* YOUR GOAL *
Please reproduce the data exactly, though every picture must stay out.

* SUPPLIED INFORMATION *
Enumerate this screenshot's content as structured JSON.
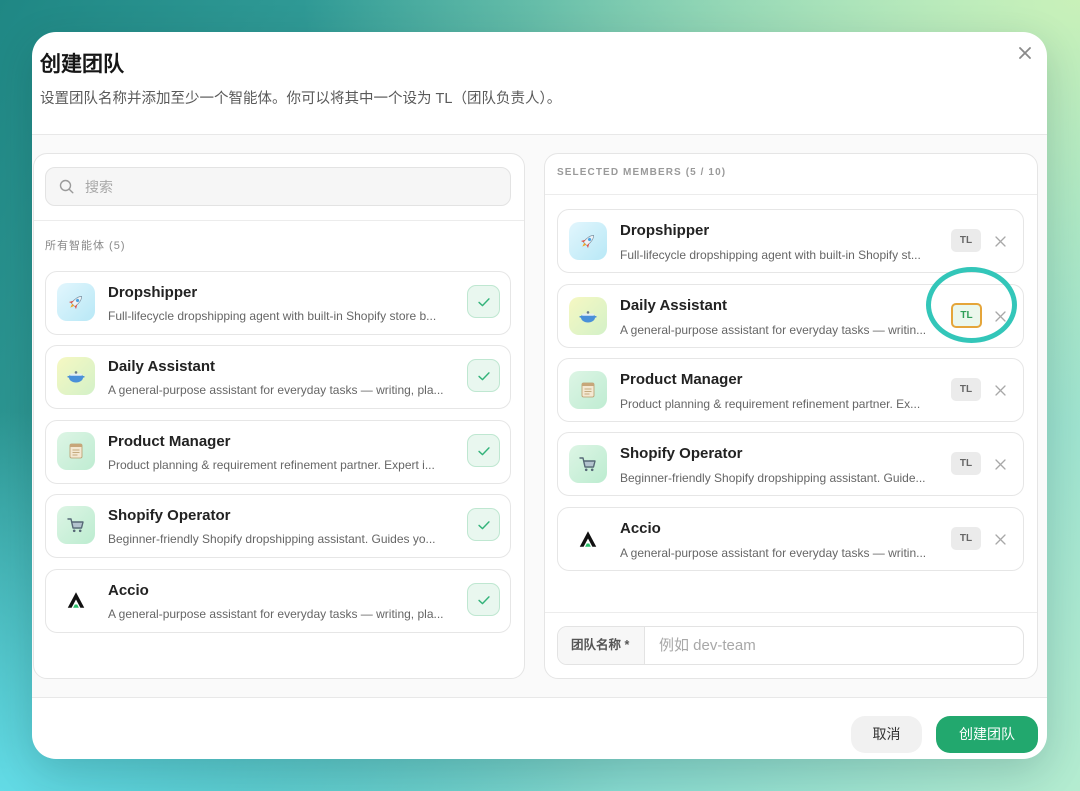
{
  "modal": {
    "title": "创建团队",
    "subtitle": "设置团队名称并添加至少一个智能体。你可以将其中一个设为 TL（团队负责人）。"
  },
  "search": {
    "placeholder": "搜索",
    "value": "",
    "icon": "search-icon"
  },
  "all_agents": {
    "label": "所有智能体 (5)",
    "items": [
      {
        "name": "Dropshipper",
        "desc": "Full-lifecycle dropshipping agent with built-in Shopify store b...",
        "icon": "rocket-icon",
        "selected": true
      },
      {
        "name": "Daily Assistant",
        "desc": "A general-purpose assistant for everyday tasks — writing, pla...",
        "icon": "pot-icon",
        "selected": true
      },
      {
        "name": "Product Manager",
        "desc": "Product planning & requirement refinement partner. Expert i...",
        "icon": "notepad-icon",
        "selected": true
      },
      {
        "name": "Shopify Operator",
        "desc": "Beginner-friendly Shopify dropshipping assistant. Guides yo...",
        "icon": "cart-icon",
        "selected": true
      },
      {
        "name": "Accio",
        "desc": "A general-purpose assistant for everyday tasks — writing, pla...",
        "icon": "accio-logo-icon",
        "selected": true
      }
    ]
  },
  "selected_members": {
    "label": "SELECTED MEMBERS (5 / 10)",
    "tl_label": "TL",
    "items": [
      {
        "name": "Dropshipper",
        "desc": "Full-lifecycle dropshipping agent with built-in Shopify st...",
        "icon": "rocket-icon",
        "is_tl": false
      },
      {
        "name": "Daily Assistant",
        "desc": "A general-purpose assistant for everyday tasks — writin...",
        "icon": "pot-icon",
        "is_tl": true
      },
      {
        "name": "Product Manager",
        "desc": "Product planning & requirement refinement partner. Ex...",
        "icon": "notepad-icon",
        "is_tl": false
      },
      {
        "name": "Shopify Operator",
        "desc": "Beginner-friendly Shopify dropshipping assistant. Guide...",
        "icon": "cart-icon",
        "is_tl": false
      },
      {
        "name": "Accio",
        "desc": "A general-purpose assistant for everyday tasks — writin...",
        "icon": "accio-logo-icon",
        "is_tl": false
      }
    ]
  },
  "team_name": {
    "label": "团队名称 *",
    "placeholder": "例如 dev-team",
    "value": ""
  },
  "footer": {
    "cancel_label": "取消",
    "create_label": "创建团队"
  },
  "colors": {
    "accent": "#22a86e",
    "check_green": "#33b37a",
    "highlight_ring": "#33c6b9",
    "tl_active_border": "#e5a53a",
    "tl_active_text": "#2f9e57"
  }
}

* ANSWER BELOW *
Enumerate this screenshot's content as structured JSON.
{
  "modal": {
    "title": "创建团队",
    "subtitle": "设置团队名称并添加至少一个智能体。你可以将其中一个设为 TL（团队负责人）。"
  },
  "search": {
    "placeholder": "搜索",
    "value": "",
    "icon": "search-icon"
  },
  "all_agents": {
    "label": "所有智能体 (5)",
    "items": [
      {
        "name": "Dropshipper",
        "desc": "Full-lifecycle dropshipping agent with built-in Shopify store b...",
        "icon": "rocket-icon",
        "selected": true
      },
      {
        "name": "Daily Assistant",
        "desc": "A general-purpose assistant for everyday tasks — writing, pla...",
        "icon": "pot-icon",
        "selected": true
      },
      {
        "name": "Product Manager",
        "desc": "Product planning & requirement refinement partner. Expert i...",
        "icon": "notepad-icon",
        "selected": true
      },
      {
        "name": "Shopify Operator",
        "desc": "Beginner-friendly Shopify dropshipping assistant. Guides yo...",
        "icon": "cart-icon",
        "selected": true
      },
      {
        "name": "Accio",
        "desc": "A general-purpose assistant for everyday tasks — writing, pla...",
        "icon": "accio-logo-icon",
        "selected": true
      }
    ]
  },
  "selected_members": {
    "label": "SELECTED MEMBERS (5 / 10)",
    "tl_label": "TL",
    "items": [
      {
        "name": "Dropshipper",
        "desc": "Full-lifecycle dropshipping agent with built-in Shopify st...",
        "icon": "rocket-icon",
        "is_tl": false
      },
      {
        "name": "Daily Assistant",
        "desc": "A general-purpose assistant for everyday tasks — writin...",
        "icon": "pot-icon",
        "is_tl": true
      },
      {
        "name": "Product Manager",
        "desc": "Product planning & requirement refinement partner. Ex...",
        "icon": "notepad-icon",
        "is_tl": false
      },
      {
        "name": "Shopify Operator",
        "desc": "Beginner-friendly Shopify dropshipping assistant. Guide...",
        "icon": "cart-icon",
        "is_tl": false
      },
      {
        "name": "Accio",
        "desc": "A general-purpose assistant for everyday tasks — writin...",
        "icon": "accio-logo-icon",
        "is_tl": false
      }
    ]
  },
  "team_name": {
    "label": "团队名称 *",
    "placeholder": "例如 dev-team",
    "value": ""
  },
  "footer": {
    "cancel_label": "取消",
    "create_label": "创建团队"
  },
  "colors": {
    "accent": "#22a86e",
    "check_green": "#33b37a",
    "highlight_ring": "#33c6b9",
    "tl_active_border": "#e5a53a",
    "tl_active_text": "#2f9e57"
  }
}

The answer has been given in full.